The author was a university professor and explains the relationship between the Dehonian charism, academia and the synod.
According to a widespread etymology (also taken up by the CTI), “synod” comes from the Greek sun (with) and hodos (way), hence the meaning “way with, together”. The very beautiful and rich rhetoric of “walking together” can of course be used in the practice of synodality, but this does not seem to be the correct etymology of the Greek word synod, equivalent to the Latin concilium (con-calare, to call with, to convene; ek-klesia). Synod comes, not from sun and hodos (rough spirit in Greek), but from sun and oudos or odos (soft spirit in Greek), which means the “threshold” (of a dwelling), the passage to be crossed if one wants to live together or to meet, in particular to exchange, debate, discuss. The word sunodos therefore designates all kinds of assemblies, meetings or colloquia, where people come together to listen to each other, share and decide (as at the assembly in Jerusalem in Acts 15). Synod therefore means that we cross the threshold of a place to stop, to meet and to take stock together. Being, living, speaking together takes precedence over doing together. I prefer to understand synod and synodality in this primary sense of assembly, exchange and consultation (like a council, moreover).
In this last perspective, what are the synodal “values” or “qualities”? While starting from a different etymology, I agree with some of the synodal “virtues” identified by Fr. Marcial Maçaneiro, “virtues” that are also Dehonian according to our Constitutions: communion and Sint unum (Cst 32, 63, 65, 66), solidarity (Cst 29, 38), fraternity (Cst 18, 28, 63, 65), allowing oneself to be questioned in community (Cst 61, 66), discerning God’s will in community (Cst 35, 72), dialogue and co-responsibility (Cst 55, 67).
These attitudes, especially the last three, which are more precise and concrete, seem to me to be particularly propitious and indispensable for practicing a true synodality in religious communities, but also in any sector of activity, such as the university.
Without being exclusively Dehonian, these attitudes (whose purpose of communion and fraternity must not be forgotten) are of course to be developed especially by a Dehonian in his field of apostolate.
At the university, a Dehonian teacher will therefore be particularly attentive, through his courses, seminars and direction of theses, to encourage in his students an attitude of (self-) questioning (to let oneself be questioned by people, facts…), an attitude of dialogue and co-responsibility in the student’s work and, more fundamentally, in the discernment of truth, an ability to get together and to consult in order to solve common problems… and to personally give an example of what he wants to encourage in his students.

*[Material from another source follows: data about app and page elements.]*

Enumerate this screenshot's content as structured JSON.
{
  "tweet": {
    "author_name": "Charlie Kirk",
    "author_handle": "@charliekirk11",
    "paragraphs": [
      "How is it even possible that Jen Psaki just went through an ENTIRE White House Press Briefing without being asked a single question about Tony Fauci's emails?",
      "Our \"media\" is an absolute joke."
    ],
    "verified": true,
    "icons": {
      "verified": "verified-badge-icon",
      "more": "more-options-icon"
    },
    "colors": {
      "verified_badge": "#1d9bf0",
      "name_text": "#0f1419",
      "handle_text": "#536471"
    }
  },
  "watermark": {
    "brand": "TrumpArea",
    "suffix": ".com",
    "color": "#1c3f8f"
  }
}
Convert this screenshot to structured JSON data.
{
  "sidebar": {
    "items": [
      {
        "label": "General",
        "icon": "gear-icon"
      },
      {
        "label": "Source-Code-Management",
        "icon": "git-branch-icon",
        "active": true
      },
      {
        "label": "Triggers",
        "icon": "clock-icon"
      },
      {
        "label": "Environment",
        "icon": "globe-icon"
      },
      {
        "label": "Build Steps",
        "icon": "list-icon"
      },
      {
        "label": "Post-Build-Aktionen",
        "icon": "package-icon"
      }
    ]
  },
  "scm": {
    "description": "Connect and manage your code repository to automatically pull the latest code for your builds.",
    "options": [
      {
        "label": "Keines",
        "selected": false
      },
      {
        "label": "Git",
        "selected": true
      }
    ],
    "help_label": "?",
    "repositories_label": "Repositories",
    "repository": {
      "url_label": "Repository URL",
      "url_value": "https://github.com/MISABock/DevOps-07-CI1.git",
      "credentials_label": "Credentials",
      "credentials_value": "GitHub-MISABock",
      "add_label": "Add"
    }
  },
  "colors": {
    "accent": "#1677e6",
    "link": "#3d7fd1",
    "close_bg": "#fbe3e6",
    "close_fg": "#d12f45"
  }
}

A university teacher is also led to participate in numerous (collegial) meetings of consultation or deliberation provided for institutionally, whether at the level of a faculty or of the university as a whole: faculty council, teaching commissions, examination deliberations… A Dehonian, here too, will be particularly attentive to living out these “synodal values” which are dear to him or her, and to fostering them among his or her colleagues, either in personal relationships or by promoting new rules for a more synodal (collegial) functioning of these institutions.
A fortiori, if the Dehonian professor is a dean of faculty, for example, and thus exercises a governing role that allows him or her to influence more directly the synodal (collegial) functioning of the academic institution at all its levels.